NMAH Initiatives

The Transcontinental Railroad initiative at NMAH tells a story of human grit, danger, opportunity, and the American West through objects related to the history of the Transcontinental Railroad.

The Forgotten Workers case in the American Enterprise exhibition describes the construction of the Transcontinental Railroad as a feat of human labor. Muscle power graded the road, bored the tunnels, and laid the track through granite of the Sierra Nevada Mountains and across the arid west.

Smithsonian Initiatives

SIL Digital Collection: Transcontinental Railroad

Completed in 1869 with the driving of the famous "Golden Spike" at Promontory Point, Utah, the Transcontinental Railroad revolutionized transportation across the United States and opened up the West for increased commerce, industry and tourism. The Smithsonian Institution Libraries has digitized several volumes of primary source material related to the Transcontinental Railroad.

Smithsonian Learning Lab Collections

The Smithsonian Center for Learning and Digital Access created the Smithsonian Learning Lab to inspire the discovery and creative use of its rich digital materials.
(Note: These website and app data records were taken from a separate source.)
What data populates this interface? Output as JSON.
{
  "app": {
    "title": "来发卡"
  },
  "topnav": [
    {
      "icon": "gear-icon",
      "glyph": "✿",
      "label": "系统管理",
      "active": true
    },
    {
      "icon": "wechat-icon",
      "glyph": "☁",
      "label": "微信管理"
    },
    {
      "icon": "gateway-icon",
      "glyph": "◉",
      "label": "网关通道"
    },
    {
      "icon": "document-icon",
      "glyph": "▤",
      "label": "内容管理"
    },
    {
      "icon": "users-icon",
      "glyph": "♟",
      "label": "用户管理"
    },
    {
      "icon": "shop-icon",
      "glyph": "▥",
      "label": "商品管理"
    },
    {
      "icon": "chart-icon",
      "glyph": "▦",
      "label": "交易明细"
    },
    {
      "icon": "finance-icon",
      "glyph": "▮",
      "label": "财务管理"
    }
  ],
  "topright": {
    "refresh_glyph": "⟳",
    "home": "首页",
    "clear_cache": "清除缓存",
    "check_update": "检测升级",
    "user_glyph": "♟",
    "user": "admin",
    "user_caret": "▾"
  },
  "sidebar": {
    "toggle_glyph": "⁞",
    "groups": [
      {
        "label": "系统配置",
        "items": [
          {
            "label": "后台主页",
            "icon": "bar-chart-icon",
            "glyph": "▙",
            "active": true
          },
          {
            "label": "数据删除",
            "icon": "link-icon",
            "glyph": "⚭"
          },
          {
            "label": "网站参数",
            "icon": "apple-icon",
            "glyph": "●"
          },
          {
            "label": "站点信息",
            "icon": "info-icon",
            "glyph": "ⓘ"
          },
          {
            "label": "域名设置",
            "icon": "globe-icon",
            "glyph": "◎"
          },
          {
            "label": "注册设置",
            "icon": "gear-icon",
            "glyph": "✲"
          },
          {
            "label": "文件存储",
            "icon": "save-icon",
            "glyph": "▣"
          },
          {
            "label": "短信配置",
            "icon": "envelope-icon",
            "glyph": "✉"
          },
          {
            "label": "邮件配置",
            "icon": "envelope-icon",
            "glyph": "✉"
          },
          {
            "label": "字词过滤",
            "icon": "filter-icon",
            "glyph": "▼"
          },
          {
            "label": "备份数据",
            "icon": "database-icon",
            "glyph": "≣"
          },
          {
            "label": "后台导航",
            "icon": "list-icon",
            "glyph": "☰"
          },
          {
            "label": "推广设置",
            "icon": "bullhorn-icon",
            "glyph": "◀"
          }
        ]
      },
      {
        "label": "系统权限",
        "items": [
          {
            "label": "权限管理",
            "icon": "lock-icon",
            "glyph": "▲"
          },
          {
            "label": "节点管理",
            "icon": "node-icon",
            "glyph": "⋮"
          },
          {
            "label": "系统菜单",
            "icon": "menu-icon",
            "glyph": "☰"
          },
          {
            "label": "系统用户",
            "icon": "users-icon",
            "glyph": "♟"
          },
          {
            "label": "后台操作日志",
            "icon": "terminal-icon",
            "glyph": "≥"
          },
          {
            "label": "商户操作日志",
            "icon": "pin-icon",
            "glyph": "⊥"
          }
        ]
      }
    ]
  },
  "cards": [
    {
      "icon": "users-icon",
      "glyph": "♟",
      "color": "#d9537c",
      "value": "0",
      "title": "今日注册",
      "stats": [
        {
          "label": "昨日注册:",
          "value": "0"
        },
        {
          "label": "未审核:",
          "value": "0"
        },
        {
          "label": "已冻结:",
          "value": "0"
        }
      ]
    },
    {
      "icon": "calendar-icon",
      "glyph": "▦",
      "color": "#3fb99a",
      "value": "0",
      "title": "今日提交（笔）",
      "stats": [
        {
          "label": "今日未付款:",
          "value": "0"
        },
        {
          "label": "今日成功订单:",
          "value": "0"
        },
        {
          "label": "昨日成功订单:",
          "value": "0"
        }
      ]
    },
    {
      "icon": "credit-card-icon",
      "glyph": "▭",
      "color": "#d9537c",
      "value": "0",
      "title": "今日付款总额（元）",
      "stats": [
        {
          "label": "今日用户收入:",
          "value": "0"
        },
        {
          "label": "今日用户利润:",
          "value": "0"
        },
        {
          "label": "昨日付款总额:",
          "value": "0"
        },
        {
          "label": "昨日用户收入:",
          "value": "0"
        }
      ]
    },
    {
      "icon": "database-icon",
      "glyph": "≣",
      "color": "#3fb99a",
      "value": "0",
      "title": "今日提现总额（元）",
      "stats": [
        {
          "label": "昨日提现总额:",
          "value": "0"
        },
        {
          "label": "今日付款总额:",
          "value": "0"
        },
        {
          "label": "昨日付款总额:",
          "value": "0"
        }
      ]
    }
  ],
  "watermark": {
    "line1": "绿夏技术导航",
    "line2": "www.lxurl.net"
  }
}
By encouraging users to create and share personalized collections of Smithsonian assets and user-generated resources, the Learning Lab aspires to build a global community of learners who are passionate about adding to and bringing to light new knowledge, ideas, and insight. There have been four user-created Learning Lab Collections focused on the Transcontinental Railroad.

Smithsonian Affiliates Initiatives

Smithsonian Institution Affiliates across the country are staging exhibits and holding events to commemorate the 150th annivaersary of the completion of the Transcontinental Railroad.